The 3-ton monster resting by the curb at The Battery Atlanta adjacent to SunTrust Park seemed like a creature of fantasy, not science.
Four-year-old Sawyer Lohlein looked it up and down. “Is that the Batmobile?” he asked his father.
“That’s not the Batmobile,” responded Matt Lohlein. No, it was something even more preposterous: a concept car that may be driving around the planet Mars in a few years, with four astronauts on board.
A Mars mission? “I think it’s going to happen,” said Lohlein, of Vinings, a hotel industry franchise developer and former Floridian. Lohlein has watched shuttle launches up close, and he can visualize this Mars rover being delivered to the red planet, 33 million miles away at perigee.
In the meantime, Atlantans can see this concept vehicle Friday, Saturday and Sunday, while it’s being displayed on The Battery Atlanta adjacent to SunTrust Park and dream about interplanetary hot-rodding.
The Mars rover was created by the Kennedy Space Center Visitor Complex in cooperation with the Space Coast office of tourism as part of a promotional effort to bring visitors to Melbourne, Cocoa Beach, Palm Bay and other Florida destinations. The idea is that a day at the space center will be part of a beach escape.
(And anyone who’s ever been to Kennedy will attest that it’s worth a day.)
The rover was created by Parker Brothers Concepts, “with input from NASA-engineer science and based on NASA-engineer specifications,” according to the Kennedy Space Center. (Not surprisingly, Parker Brothers, a concept-car outfit, also built a street-legal replica of Batman’s “Tumbler.”)
Marc and Shanon Parker began working on the Mars rover last November. Marc wouldn’t tell Business Insider the cost, but told the publication, “If I thought about how many hours we put into this thing, I’d probably cry. It’s way too many.”

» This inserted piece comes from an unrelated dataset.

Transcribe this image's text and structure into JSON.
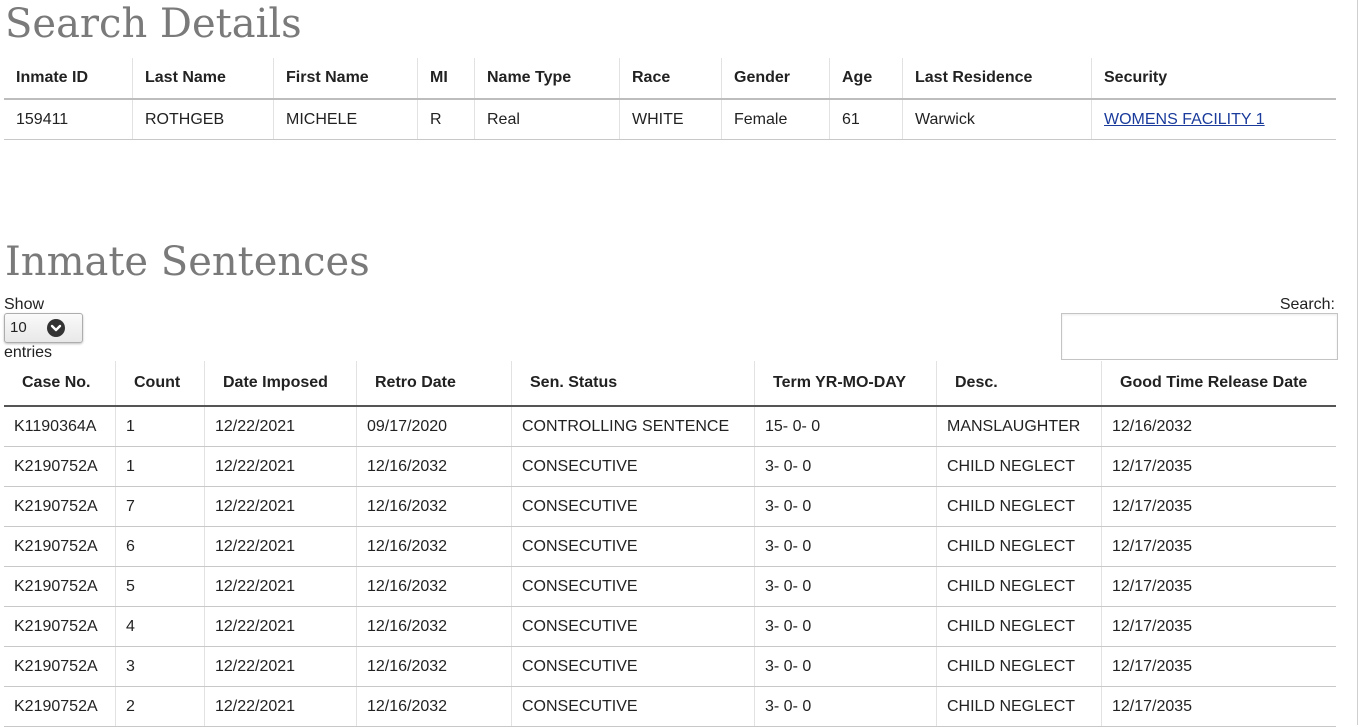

The space center thoughtfully points out that the vehicle has not, in fact, been to Mars. Any rovers that have been to Mars were unmanned rovers, and they’re all still there. Nor will this one be going. But it is a credible version of a vehicle suited to Earth’s dusty neighbor. Kennedy’s representatives didn’t describe its cost, but stress that it was funded by ticket sales at the center’s visitor complex. “The visitor complex receives no tax dollars,” they add.
NASA has committed to a Mars mission in the next two decades, and astronaut Jon McBride said it will be worth it, whatever the cost.
“We need something Kennedy-esque,” said McBride, who, in 1984, flew the space shuttle Challenger on an eight-day mission. He stood by the rover on Thursday, looking surprisingly cool in a bright-blue NASA jumpsuit despite the hot Georgia sun. He is accompanying the rover on its tour of five cities, which will bring the vehicle up to Washington, D.C., New Jersey, New York and then back South to make a visit to North Point Mall in Alpharetta in August.
President John F. Kennedy’s moon-shot ambitions helped tie the nation together at a time when things were falling apart, McBride said. “We need a common goal. I lived through the ’60s. It was the most turbulent time in our history,” he said. “Had we not had that common goal, we might not have held together at all.”
McBride, 73, retired from NASA and the Navy in 1989, and today works as part of the Astronaut Encounter team at the Kennedy Space Center Visitor Complex.
Tall, white-haired, confident, he is a perfect ambassador for space travel, and the consummate astronaut, down to his aviator glasses and Chuck Yeager drawl.
“I love to see him answering questions,” said McBride’s daughter Melissa DeGuibert, who lives in Suwanee and attended the rover display with her dad. “I’m always learning something new about him.”
- The rover has six wheels, each 50 inches tall and 36 inches wide, designed to travel on fine Martian sand.
- It’s built of aluminum and carbon fiber.
- It’s powered by solar panels and a 700-volt battery.
- The vehicle includes a detachable laboratory.
- Top speed: 6 miles per hour.